The U.K. and other participating governments have discussed whether to address the challenge of secrecy in physical commodity trading at the summit, hosted by U.K. Prime Minister David Cameron. The issue had appeared in various drafts of the summit communiqué, but governments are still formulating a final version. It is imperative that the communiqué contain concrete, actionable commitments to address this urgent challenge.
The summit is a crucial opportunity for countries to commit to the development of a global standard for the disclosure of payments to governments for the sale of oil, gas and minerals—and that should include payments from commodity traders. Millions of citizens of resource-rich countries live in poverty, worsened by corruption and gross financial mismanagement; they deserve nothing less than the commitment to end secrecy in the purchase of commodities from their governments.
“International action by governments is urgently needed to end this major area of corruption risk in the natural resources sector,” said Elisa Peter, executive director of PWYP. “It’s time to make oil, gas and minerals trading transparent and accountable.”

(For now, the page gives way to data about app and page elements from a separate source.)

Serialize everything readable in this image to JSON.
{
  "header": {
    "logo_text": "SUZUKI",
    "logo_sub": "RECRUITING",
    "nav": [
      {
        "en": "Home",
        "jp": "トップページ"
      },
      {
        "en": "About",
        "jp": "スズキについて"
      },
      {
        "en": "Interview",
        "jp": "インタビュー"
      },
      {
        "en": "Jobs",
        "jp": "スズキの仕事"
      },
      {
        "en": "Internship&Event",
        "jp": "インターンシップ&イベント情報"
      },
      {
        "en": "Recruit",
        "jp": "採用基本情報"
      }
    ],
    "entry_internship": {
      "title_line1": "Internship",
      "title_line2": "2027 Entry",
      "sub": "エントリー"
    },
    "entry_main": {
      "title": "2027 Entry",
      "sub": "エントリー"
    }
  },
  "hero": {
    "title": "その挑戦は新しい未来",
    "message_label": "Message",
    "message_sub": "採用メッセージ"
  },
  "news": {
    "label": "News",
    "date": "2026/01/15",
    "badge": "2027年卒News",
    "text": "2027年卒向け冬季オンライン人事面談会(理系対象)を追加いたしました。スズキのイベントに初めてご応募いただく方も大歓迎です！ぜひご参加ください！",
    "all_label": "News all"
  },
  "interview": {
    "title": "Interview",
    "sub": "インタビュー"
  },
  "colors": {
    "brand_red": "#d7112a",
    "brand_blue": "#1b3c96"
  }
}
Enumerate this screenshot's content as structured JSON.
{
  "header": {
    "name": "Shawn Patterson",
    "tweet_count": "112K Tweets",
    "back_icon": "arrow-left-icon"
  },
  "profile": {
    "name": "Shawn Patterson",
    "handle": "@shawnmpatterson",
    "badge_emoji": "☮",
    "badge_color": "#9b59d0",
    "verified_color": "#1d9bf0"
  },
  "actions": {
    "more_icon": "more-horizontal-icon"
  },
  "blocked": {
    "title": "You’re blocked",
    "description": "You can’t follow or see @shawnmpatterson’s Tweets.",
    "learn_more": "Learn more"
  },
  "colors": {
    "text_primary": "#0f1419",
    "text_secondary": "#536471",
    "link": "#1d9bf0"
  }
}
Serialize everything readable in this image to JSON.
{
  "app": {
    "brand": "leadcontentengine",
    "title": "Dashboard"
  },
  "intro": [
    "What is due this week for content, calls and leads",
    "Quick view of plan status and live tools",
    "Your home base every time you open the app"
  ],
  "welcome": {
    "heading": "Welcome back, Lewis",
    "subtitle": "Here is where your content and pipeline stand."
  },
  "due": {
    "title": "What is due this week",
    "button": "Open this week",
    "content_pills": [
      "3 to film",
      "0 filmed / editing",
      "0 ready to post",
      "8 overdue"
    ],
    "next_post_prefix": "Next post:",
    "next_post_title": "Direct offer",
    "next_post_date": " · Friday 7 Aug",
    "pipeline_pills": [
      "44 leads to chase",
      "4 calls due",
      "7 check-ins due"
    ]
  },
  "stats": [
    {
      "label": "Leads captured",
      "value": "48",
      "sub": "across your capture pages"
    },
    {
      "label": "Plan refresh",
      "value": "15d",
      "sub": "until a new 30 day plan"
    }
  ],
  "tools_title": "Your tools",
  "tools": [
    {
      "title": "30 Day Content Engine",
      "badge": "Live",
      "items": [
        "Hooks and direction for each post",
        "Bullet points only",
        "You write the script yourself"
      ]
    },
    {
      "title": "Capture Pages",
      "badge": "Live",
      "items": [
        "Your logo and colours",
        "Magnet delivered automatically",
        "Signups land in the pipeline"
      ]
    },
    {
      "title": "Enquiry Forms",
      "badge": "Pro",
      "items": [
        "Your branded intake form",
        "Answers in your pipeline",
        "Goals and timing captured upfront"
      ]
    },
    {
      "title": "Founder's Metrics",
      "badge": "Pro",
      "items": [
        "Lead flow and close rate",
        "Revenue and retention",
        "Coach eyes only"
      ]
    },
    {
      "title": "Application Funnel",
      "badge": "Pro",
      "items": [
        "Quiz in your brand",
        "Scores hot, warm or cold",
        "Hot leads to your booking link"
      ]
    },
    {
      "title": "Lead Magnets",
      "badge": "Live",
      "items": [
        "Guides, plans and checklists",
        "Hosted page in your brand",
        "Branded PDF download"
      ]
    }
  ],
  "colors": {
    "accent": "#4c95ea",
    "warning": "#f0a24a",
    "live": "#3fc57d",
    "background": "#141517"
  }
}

When companies buy physical commodities from governments, the payments they make are usually secret—even though payments for commodities can form one of the largest income flows for governments of resource-rich countries. In Angola, Iraq, Libya and Nigeria, for example, the majority of total government revenues come from crude oil sales – often to British, Swiss or American companies. Damaging oil trading deals signed by the previous Nigerian administration cost the country’s treasury as much as $16 per barrel and have since been cancelled by the administration of current President Muhamadu Buhari.
Corruption risks in oil, gas and minerals trading have been acknowledged by the Africa Progress Panel, the U.K.’s Financial Conduct Authority, the Swiss government, a recent report published by the Organisation for Economic Co-operation and Development (OECD) and others.
Commodity sales by national oil companies also touch on important security, conflict and geopolitical agendas. For example, contested governmental entities, such as the Kurdistan Regional Government in Iraq and factions within Libya, have sold oil to international buyers. In other cases, the export of stolen oil has fuelled conflicts in Iraq, Syria and Nigeria.
“Laws in the EU, U.S. and Canada already require transparency in some oil, gas and mining payments. Trading payments should not be an exception to this rule,” said Daniel Kaufmann, president and CEO of NRGI. “Illuminating this persistently opaque corner of the industry will lower risks and bad deals, and therefore benefit millions of citizens in poor countries.”
The U.K. government should commit to revising its own Reports on Payments to Governments Regulations to include these transactions, push for inclusion of commodity trading in the summit communiqué, advocate for EU-level change, and lead to an international process to end trading secrecy in other major trading hubs like Switzerland, Singapore and the United States.
PWYP, NRGI and others have written to Prime Minister Cameron calling for U.K. leadership on this issue. The heads of both PWYP and NRGI have also emphasised the urgency of addressing trading transparency in their contributions to a Leaders’ Anti-Corruption Manifesto to be presented to government leaders on 12 May.
Read the joint PWYP-NRGI briefing on the importance of commodity trading transparency here.
The Natural Resource Governance Institute (NRGI) helps people to realize the benefits of their countries’ endowments of oil, gas and minerals.
Publish What You Pay (PWYP) is a global network of civil society organisations that are united in their call for an open and accountable extractive industry that contributes to improving the lives of women, men and youth in resource-rich countries.